* U.S.-China trade talks set for Wednesday
* Wall Street opens in positive territory
* BHP weighs on miners after full-year results
* Weak dollar weighs on exporters (Adds closing prices)
By Kit Rees
LONDON, Aug 21 (Reuters) - European shares closed slightly higher on Tuesday as investors on both sides of the Atlantic took a cautiously optimistic view of trade talks between the United States and China which are set to begin on Wednesday.
The pan-European STOXX 600 index closed up 0.3 percent, while on Wall Street the S&P 500 was up roughly the same degree.
Investors hoped the talks can ease some tensions, but remained cautious after U.S. President Donald Trump said in an interview he did not expect much progress.
“With Donald Trump playing down expectations of tomorrow’s meeting with China, there is reason to believe that we could see this recent optimism fade in the event that talks fail, as they have a number of times before”, commented IG analyst Josh Mahony.
Gains were made across most sectors, but oil and gas stocks posted the best performance as oil rose to its highest in a week, buoyed by the prospect of price support from U.S. sanctions on Iran.
Though the company earnings season is largely over in Europe, shares in oilfield services company John Wood Group were the top STOXX gainers, up 7.6 percent, after the firm reported first-half profit towards the higher end of its forecast.
Peer Saipem gained more than 6.9 percent after winning contracts from Exxon Mobil.
A weaker dollar weighed on companies that make much of their revenue overseas, such as British American Tobacco, down 2.4 percent, or brewer or Heineken, down 0.7 percent.
Shares in BHP Billiton were down 2.1 percent after its underlying profit came in below forecasts.
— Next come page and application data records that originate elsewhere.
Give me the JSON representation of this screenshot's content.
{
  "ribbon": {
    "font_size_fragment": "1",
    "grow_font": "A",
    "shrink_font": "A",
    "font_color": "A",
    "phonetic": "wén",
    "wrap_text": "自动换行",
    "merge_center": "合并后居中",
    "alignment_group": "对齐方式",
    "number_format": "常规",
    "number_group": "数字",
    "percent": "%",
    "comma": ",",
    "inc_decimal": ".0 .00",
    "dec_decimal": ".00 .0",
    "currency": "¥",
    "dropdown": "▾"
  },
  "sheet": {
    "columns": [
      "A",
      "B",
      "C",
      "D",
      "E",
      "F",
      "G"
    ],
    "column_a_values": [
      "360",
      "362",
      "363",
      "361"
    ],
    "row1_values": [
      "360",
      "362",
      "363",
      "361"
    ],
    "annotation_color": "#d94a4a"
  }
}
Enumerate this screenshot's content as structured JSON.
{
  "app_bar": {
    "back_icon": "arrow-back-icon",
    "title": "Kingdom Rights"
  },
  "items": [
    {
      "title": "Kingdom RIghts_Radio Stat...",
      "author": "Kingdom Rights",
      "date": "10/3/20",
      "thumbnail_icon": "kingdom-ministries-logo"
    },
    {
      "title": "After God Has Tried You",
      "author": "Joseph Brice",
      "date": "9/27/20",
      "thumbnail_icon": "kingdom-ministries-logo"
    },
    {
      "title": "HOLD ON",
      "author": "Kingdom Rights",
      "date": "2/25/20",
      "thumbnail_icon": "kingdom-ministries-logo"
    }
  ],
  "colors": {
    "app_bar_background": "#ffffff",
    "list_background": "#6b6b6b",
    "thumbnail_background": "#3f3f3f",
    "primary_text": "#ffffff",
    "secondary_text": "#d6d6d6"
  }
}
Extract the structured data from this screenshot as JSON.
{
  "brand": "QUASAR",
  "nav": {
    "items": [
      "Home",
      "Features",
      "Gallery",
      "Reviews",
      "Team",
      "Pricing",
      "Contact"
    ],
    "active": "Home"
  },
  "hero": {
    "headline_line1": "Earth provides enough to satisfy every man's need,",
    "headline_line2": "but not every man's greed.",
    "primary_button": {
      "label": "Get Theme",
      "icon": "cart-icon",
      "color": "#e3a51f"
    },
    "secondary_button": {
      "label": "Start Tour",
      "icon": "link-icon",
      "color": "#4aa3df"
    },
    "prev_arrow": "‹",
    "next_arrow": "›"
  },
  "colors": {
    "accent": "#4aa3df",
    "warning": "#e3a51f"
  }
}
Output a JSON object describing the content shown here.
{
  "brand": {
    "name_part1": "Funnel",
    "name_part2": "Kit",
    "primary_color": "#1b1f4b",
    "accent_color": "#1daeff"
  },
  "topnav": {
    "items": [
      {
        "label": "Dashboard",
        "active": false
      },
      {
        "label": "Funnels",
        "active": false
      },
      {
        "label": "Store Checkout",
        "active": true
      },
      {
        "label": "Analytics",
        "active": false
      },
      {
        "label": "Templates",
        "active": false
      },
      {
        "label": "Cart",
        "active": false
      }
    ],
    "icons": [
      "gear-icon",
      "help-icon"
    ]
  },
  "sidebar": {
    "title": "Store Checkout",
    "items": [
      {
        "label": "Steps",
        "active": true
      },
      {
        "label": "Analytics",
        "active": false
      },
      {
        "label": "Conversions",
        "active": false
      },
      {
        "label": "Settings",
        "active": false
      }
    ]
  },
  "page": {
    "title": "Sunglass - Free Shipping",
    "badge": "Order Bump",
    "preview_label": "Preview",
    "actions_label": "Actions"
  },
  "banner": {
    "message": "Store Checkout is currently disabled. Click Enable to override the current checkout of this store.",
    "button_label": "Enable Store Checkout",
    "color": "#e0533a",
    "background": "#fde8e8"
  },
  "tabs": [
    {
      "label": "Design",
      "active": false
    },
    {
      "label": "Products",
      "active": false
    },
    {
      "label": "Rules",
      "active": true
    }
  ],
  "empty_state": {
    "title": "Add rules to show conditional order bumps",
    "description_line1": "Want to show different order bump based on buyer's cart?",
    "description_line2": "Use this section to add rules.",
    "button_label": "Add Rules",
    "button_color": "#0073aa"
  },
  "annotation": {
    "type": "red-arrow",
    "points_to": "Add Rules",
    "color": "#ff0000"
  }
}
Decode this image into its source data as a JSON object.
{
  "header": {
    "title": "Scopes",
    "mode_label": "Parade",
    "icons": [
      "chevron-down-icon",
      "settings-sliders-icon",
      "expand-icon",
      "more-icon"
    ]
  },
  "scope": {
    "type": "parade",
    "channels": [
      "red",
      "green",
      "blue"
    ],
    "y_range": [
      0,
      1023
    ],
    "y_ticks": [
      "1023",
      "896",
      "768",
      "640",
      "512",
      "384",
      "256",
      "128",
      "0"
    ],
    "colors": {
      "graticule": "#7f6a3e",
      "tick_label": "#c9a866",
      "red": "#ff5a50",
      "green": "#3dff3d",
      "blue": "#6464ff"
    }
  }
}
Analysts at Jefferies said some investors might be disappointed that BHP did not announce a share buyback, and free cash flow may have peaked.
European stocks are down 1.3 percent for the year, amid worries over trade and a currency crisis in Turkey.
“Relatively muted earnings growth, weak economic momentum and heightened political risks are challenges,” Richard Turnill, global chief investment strategist at BlackRock, said in a note. The firm has an “underweight” view on European equities. (Reporting by Kit Rees Editing by David Stamp and David Holmes)